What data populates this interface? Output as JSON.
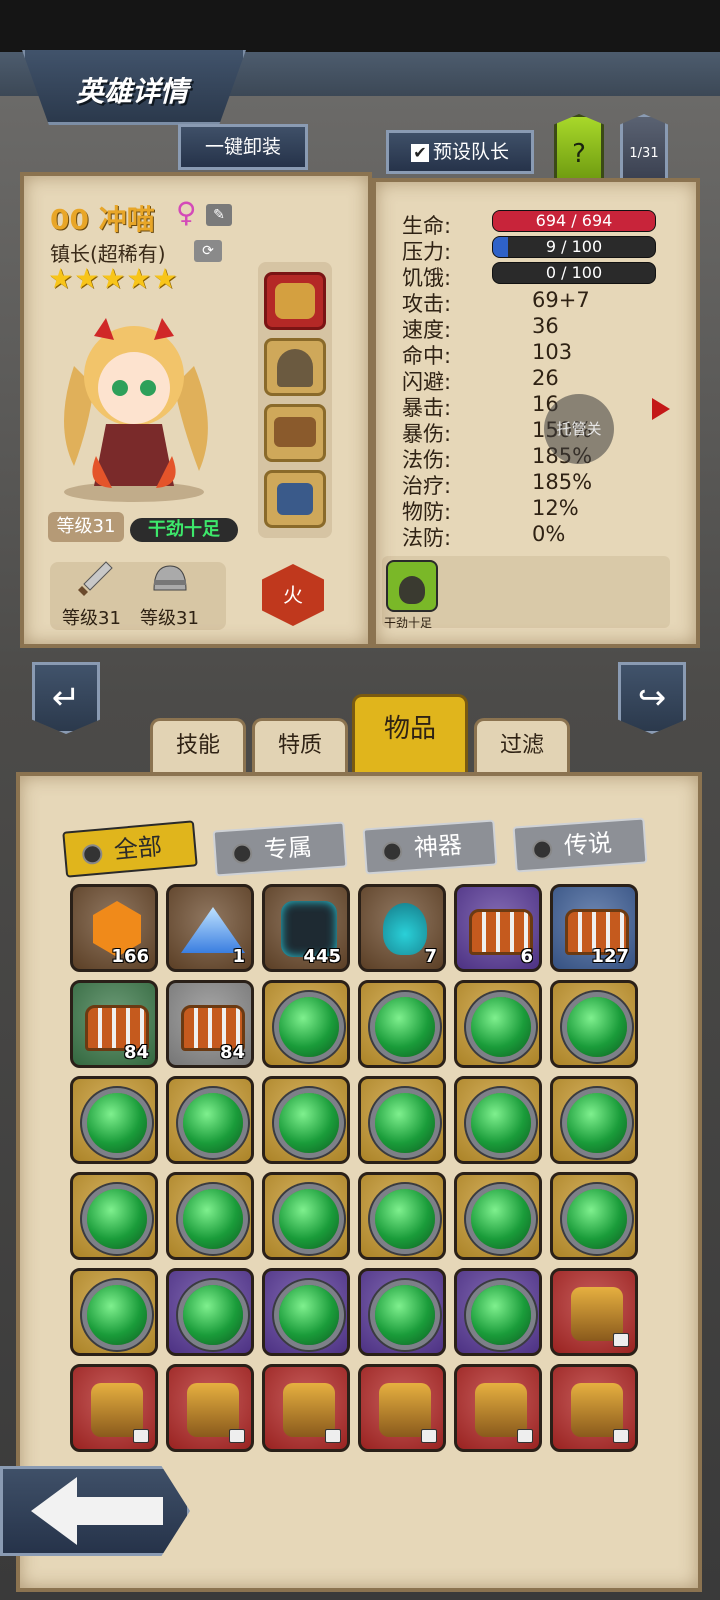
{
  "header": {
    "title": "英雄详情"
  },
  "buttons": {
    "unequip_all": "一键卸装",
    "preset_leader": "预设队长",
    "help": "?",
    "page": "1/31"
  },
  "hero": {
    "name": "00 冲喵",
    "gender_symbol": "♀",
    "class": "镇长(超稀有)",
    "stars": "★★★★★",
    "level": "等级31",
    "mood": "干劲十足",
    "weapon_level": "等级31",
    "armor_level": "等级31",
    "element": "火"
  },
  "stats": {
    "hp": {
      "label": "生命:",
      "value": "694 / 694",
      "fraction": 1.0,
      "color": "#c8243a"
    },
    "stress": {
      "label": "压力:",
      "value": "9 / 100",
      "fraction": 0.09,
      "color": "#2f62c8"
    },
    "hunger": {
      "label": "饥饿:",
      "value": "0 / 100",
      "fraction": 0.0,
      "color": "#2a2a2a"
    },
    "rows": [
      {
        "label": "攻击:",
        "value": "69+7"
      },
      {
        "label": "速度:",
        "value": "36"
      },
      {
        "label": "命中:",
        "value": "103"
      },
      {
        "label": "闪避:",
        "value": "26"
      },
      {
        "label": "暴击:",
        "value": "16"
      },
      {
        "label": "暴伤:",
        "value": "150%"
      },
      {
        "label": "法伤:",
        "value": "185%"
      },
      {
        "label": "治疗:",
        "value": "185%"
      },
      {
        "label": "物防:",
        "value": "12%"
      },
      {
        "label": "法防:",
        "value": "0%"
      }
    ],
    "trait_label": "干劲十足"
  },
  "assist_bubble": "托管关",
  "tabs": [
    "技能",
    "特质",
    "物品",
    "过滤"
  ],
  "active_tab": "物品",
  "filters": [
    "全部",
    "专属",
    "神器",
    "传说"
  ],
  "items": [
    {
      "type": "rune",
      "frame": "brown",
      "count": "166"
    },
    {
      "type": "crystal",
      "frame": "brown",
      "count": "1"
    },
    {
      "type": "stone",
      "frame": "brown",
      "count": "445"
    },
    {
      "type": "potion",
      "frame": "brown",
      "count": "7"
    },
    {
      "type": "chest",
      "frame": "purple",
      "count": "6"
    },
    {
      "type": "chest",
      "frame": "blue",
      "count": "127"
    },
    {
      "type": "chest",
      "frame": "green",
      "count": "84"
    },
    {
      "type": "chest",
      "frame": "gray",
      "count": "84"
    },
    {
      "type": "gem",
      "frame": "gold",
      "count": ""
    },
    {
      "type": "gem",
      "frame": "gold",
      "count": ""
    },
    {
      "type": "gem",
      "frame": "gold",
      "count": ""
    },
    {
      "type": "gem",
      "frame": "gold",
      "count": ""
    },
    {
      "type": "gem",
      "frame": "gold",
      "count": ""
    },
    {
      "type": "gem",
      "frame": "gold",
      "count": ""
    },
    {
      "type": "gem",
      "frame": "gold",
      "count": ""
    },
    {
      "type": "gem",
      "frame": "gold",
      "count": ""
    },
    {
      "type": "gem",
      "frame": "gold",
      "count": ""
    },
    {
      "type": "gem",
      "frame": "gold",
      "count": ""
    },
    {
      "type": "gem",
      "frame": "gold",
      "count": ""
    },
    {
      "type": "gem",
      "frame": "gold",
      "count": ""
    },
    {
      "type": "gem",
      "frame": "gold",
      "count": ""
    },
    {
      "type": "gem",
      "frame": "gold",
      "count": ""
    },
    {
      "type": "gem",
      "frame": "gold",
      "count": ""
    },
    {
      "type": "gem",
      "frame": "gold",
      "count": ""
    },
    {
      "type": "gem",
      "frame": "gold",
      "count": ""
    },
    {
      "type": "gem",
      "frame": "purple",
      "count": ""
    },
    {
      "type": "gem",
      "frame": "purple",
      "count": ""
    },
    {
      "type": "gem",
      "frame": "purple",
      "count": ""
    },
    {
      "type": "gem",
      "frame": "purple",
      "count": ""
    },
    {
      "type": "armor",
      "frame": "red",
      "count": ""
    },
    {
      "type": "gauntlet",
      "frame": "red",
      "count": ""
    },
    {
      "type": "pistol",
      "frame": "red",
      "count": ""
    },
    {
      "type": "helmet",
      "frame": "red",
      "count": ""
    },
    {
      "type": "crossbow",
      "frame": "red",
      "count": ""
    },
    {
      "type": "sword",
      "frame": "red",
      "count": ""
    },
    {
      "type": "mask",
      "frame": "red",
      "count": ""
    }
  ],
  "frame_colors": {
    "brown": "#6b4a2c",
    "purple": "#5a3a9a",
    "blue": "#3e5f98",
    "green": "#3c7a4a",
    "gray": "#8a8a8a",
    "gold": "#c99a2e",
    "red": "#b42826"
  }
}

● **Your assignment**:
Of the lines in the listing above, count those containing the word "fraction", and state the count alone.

● **Solution to the exercise**:
3